- **Action item**: An exact repetition of the data below, without images, is the expected answer.

[Dataset excerpts]
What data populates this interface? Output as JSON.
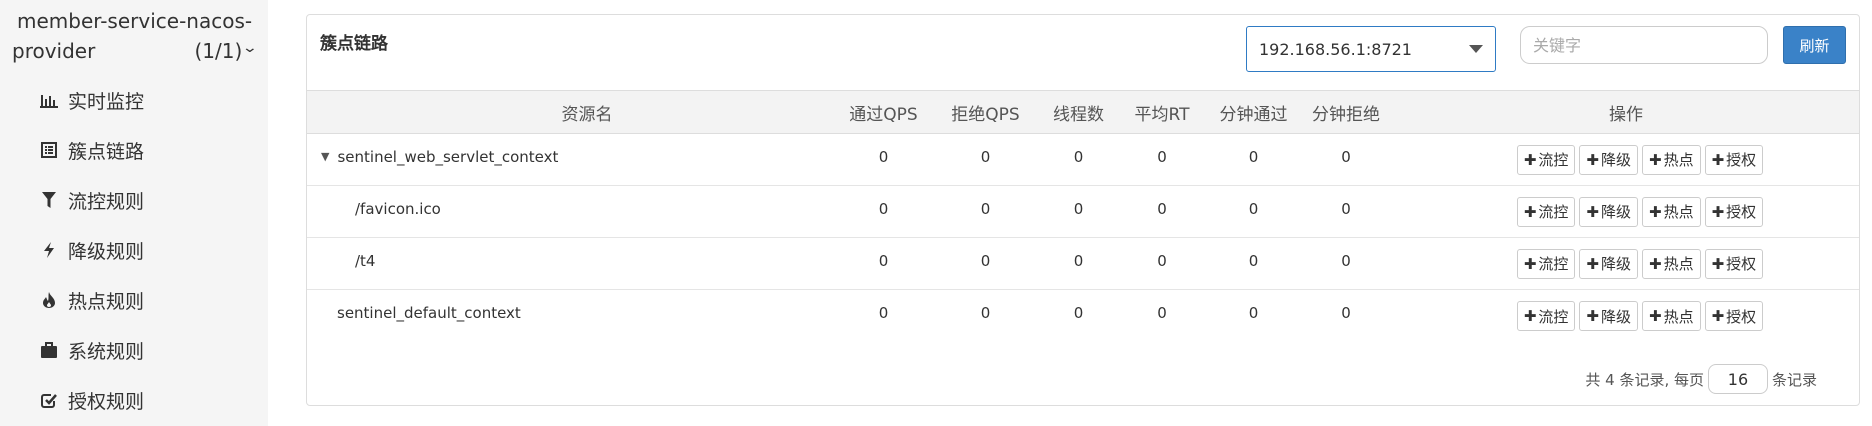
{
  "sidebar": {
    "service_name_line1": "member-service-nacos-",
    "service_name_line2": "provider",
    "instance_count": "(1/1)",
    "items": [
      {
        "label": "实时监控",
        "icon": "bar-chart-icon"
      },
      {
        "label": "簇点链路",
        "icon": "list-icon"
      },
      {
        "label": "流控规则",
        "icon": "filter-icon"
      },
      {
        "label": "降级规则",
        "icon": "flash-icon"
      },
      {
        "label": "热点规则",
        "icon": "fire-icon"
      },
      {
        "label": "系统规则",
        "icon": "briefcase-icon"
      },
      {
        "label": "授权规则",
        "icon": "check-square-icon"
      }
    ]
  },
  "panel": {
    "title": "簇点链路",
    "machine_select_value": "192.168.56.1:8721",
    "search_placeholder": "关键字",
    "refresh_label": "刷新"
  },
  "table": {
    "headers": [
      "资源名",
      "通过QPS",
      "拒绝QPS",
      "线程数",
      "平均RT",
      "分钟通过",
      "分钟拒绝",
      "操作"
    ],
    "rows": [
      {
        "name": "sentinel_web_servlet_context",
        "values": [
          "0",
          "0",
          "0",
          "0",
          "0",
          "0"
        ]
      },
      {
        "name": "/favicon.ico",
        "values": [
          "0",
          "0",
          "0",
          "0",
          "0",
          "0"
        ]
      },
      {
        "name": "/t4",
        "values": [
          "0",
          "0",
          "0",
          "0",
          "0",
          "0"
        ]
      },
      {
        "name": "sentinel_default_context",
        "values": [
          "0",
          "0",
          "0",
          "0",
          "0",
          "0"
        ]
      }
    ],
    "op_labels": {
      "flow": "流控",
      "degrade": "降级",
      "hot": "热点",
      "auth": "授权"
    }
  },
  "pager": {
    "prefix": "共 4 条记录, 每页",
    "page_size": "16",
    "suffix": "条记录"
  },
  "colors": {
    "accent": "#3a82c8",
    "sidebar_bg": "#f5f5f5",
    "header_bg": "#f3f3f3"
  }
}
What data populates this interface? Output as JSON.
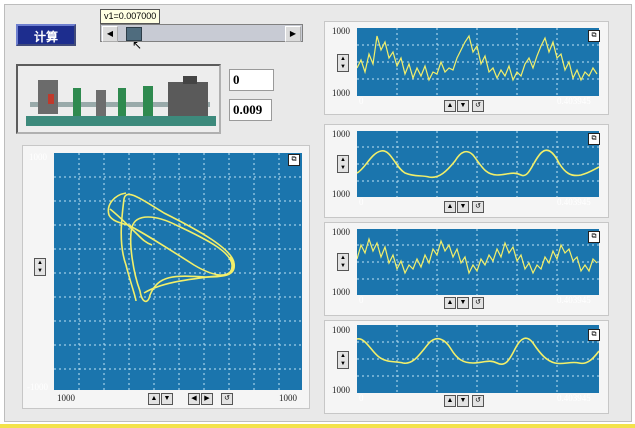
{
  "toolbar": {
    "calc_label": "计算",
    "tooltip": "v1=0.007000",
    "slider_fraction": 0.07
  },
  "readouts": {
    "top_value": "0",
    "bottom_value": "0.009"
  },
  "main_plot": {
    "ymax": "1000",
    "ymin": "-1000",
    "xmin": "1000",
    "xmax": "1000"
  },
  "small_plots": [
    {
      "ymax": "1000",
      "ymin": "1000",
      "xmin": "0",
      "xmax": "0.403945"
    },
    {
      "ymax": "1000",
      "ymin": "1000",
      "xmin": "0",
      "xmax": "0.403945"
    },
    {
      "ymax": "1000",
      "ymin": "1000",
      "xmin": "0",
      "xmax": "0.403945"
    },
    {
      "ymax": "1000",
      "ymin": "1000",
      "xmin": "0",
      "xmax": "0.403945"
    }
  ],
  "icons": {
    "scroll_left": "triangle-left",
    "scroll_right": "triangle-right",
    "zoom": "zoom-icon",
    "up_down": "up-down-arrows",
    "reset": "reset-icon"
  },
  "colors": {
    "plot_bg": "#1b75ad",
    "trace": "#f2ef6a",
    "button": "#1d2d8e"
  }
}
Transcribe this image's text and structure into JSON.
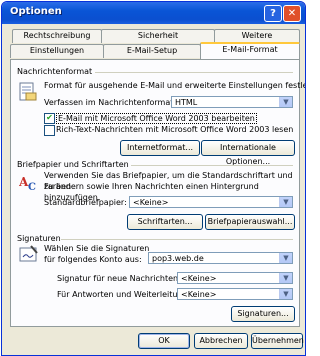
{
  "window": {
    "title": "Optionen",
    "help_label": "?",
    "close_label": "✕"
  },
  "tabs_row_back": [
    "Rechtschreibung",
    "Sicherheit",
    "Weitere"
  ],
  "tabs_row_front": [
    "Einstellungen",
    "E-Mail-Setup",
    "E-Mail-Format"
  ],
  "nachrichtenformat": {
    "title": "Nachrichtenformat",
    "description": "Format für ausgehende E-Mail und erweiterte Einstellungen festlegen.",
    "format_label": "Verfassen im Nachrichtenformat:",
    "format_value": "HTML",
    "checkbox1_label": "E-Mail mit Microsoft Office Word 2003 bearbeiten",
    "checkbox1_checked": "✔",
    "checkbox2_label": "Rich-Text-Nachrichten mit Microsoft Office Word 2003 lesen",
    "btn_internet": "Internetformat...",
    "btn_international": "Internationale Optionen..."
  },
  "briefpapier": {
    "title": "Briefpapier und Schriftarten",
    "description_1": "Verwenden Sie das Briefpapier, um die Standardschriftart und Farben",
    "description_2": "zu ändern sowie Ihren Nachrichten einen Hintergrund hinzuzufügen.",
    "std_label": "Standardbriefpapier:",
    "std_value": "<Keine>",
    "btn_fonts": "Schriftarten...",
    "btn_stationery": "Briefpapierauswahl..."
  },
  "signaturen": {
    "title": "Signaturen",
    "description_1": "Wählen Sie die Signaturen",
    "description_2": "für folgendes Konto aus:",
    "account_value": "pop3.web.de",
    "new_label": "Signatur für neue Nachrichten:",
    "new_value": "<Keine>",
    "reply_label": "Für Antworten und Weiterleitungen:",
    "reply_value": "<Keine>",
    "btn_signatures": "Signaturen..."
  },
  "footer": {
    "ok": "OK",
    "cancel": "Abbrechen",
    "apply": "Übernehmen"
  }
}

- **Exercise answer**:
What data populates this interface? Output as JSON.
{
  "sidebar": {
    "service_name_line1": "member-service-nacos-",
    "service_name_line2": "provider",
    "instance_count": "(1/1)",
    "items": [
      {
        "label": "实时监控",
        "icon": "bar-chart-icon"
      },
      {
        "label": "簇点链路",
        "icon": "list-icon"
      },
      {
        "label": "流控规则",
        "icon": "filter-icon"
      },
      {
        "label": "降级规则",
        "icon": "flash-icon"
      },
      {
        "label": "热点规则",
        "icon": "fire-icon"
      },
      {
        "label": "系统规则",
        "icon": "briefcase-icon"
      },
      {
        "label": "授权规则",
        "icon": "check-square-icon"
      }
    ]
  },
  "panel": {
    "title": "簇点链路",
    "machine_select_value": "192.168.56.1:8721",
    "search_placeholder": "关键字",
    "refresh_label": "刷新"
  },
  "table": {
    "headers": [
      "资源名",
      "通过QPS",
      "拒绝QPS",
      "线程数",
      "平均RT",
      "分钟通过",
      "分钟拒绝",
      "操作"
    ],
    "rows": [
      {
        "name": "sentinel_web_servlet_context",
        "values": [
          "0",
          "0",
          "0",
          "0",
          "0",
          "0"
        ]
      },
      {
        "name": "/favicon.ico",
        "values": [
          "0",
          "0",
          "0",
          "0",
          "0",
          "0"
        ]
      },
      {
        "name": "/t4",
        "values": [
          "0",
          "0",
          "0",
          "0",
          "0",
          "0"
        ]
      },
      {
        "name": "sentinel_default_context",
        "values": [
          "0",
          "0",
          "0",
          "0",
          "0",
          "0"
        ]
      }
    ],
    "op_labels": {
      "flow": "流控",
      "degrade": "降级",
      "hot": "热点",
      "auth": "授权"
    }
  },
  "pager": {
    "prefix": "共 4 条记录, 每页",
    "page_size": "16",
    "suffix": "条记录"
  },
  "colors": {
    "accent": "#3a82c8",
    "sidebar_bg": "#f5f5f5",
    "header_bg": "#f3f3f3"
  }
}
What data populates this interface? Output as JSON.
{
  "toolbar": {
    "calc_label": "计算",
    "tooltip": "v1=0.007000",
    "slider_fraction": 0.07
  },
  "readouts": {
    "top_value": "0",
    "bottom_value": "0.009"
  },
  "main_plot": {
    "ymax": "1000",
    "ymin": "-1000",
    "xmin": "1000",
    "xmax": "1000"
  },
  "small_plots": [
    {
      "ymax": "1000",
      "ymin": "1000",
      "xmin": "0",
      "xmax": "0.403945"
    },
    {
      "ymax": "1000",
      "ymin": "1000",
      "xmin": "0",
      "xmax": "0.403945"
    },
    {
      "ymax": "1000",
      "ymin": "1000",
      "xmin": "0",
      "xmax": "0.403945"
    },
    {
      "ymax": "1000",
      "ymin": "1000",
      "xmin": "0",
      "xmax": "0.403945"
    }
  ],
  "icons": {
    "scroll_left": "triangle-left",
    "scroll_right": "triangle-right",
    "zoom": "zoom-icon",
    "up_down": "up-down-arrows",
    "reset": "reset-icon"
  },
  "colors": {
    "plot_bg": "#1b75ad",
    "trace": "#f2ef6a",
    "button": "#1d2d8e"
  }
}
Transcribe this image's text and structure into JSON.
{
  "window": {
    "title": "Optionen",
    "help_label": "?",
    "close_label": "✕"
  },
  "tabs_row_back": [
    "Rechtschreibung",
    "Sicherheit",
    "Weitere"
  ],
  "tabs_row_front": [
    "Einstellungen",
    "E-Mail-Setup",
    "E-Mail-Format"
  ],
  "nachrichtenformat": {
    "title": "Nachrichtenformat",
    "description": "Format für ausgehende E-Mail und erweiterte Einstellungen festlegen.",
    "format_label": "Verfassen im Nachrichtenformat:",
    "format_value": "HTML",
    "checkbox1_label": "E-Mail mit Microsoft Office Word 2003 bearbeiten",
    "checkbox1_checked": "✔",
    "checkbox2_label": "Rich-Text-Nachrichten mit Microsoft Office Word 2003 lesen",
    "btn_internet": "Internetformat...",
    "btn_international": "Internationale Optionen..."
  },
  "briefpapier": {
    "title": "Briefpapier und Schriftarten",
    "description_1": "Verwenden Sie das Briefpapier, um die Standardschriftart und Farben",
    "description_2": "zu ändern sowie Ihren Nachrichten einen Hintergrund hinzuzufügen.",
    "std_label": "Standardbriefpapier:",
    "std_value": "<Keine>",
    "btn_fonts": "Schriftarten...",
    "btn_stationery": "Briefpapierauswahl..."
  },
  "signaturen": {
    "title": "Signaturen",
    "description_1": "Wählen Sie die Signaturen",
    "description_2": "für folgendes Konto aus:",
    "account_value": "pop3.web.de",
    "new_label": "Signatur für neue Nachrichten:",
    "new_value": "<Keine>",
    "reply_label": "Für Antworten und Weiterleitungen:",
    "reply_value": "<Keine>",
    "btn_signatures": "Signaturen..."
  },
  "footer": {
    "ok": "OK",
    "cancel": "Abbrechen",
    "apply": "Übernehmen"
  }
}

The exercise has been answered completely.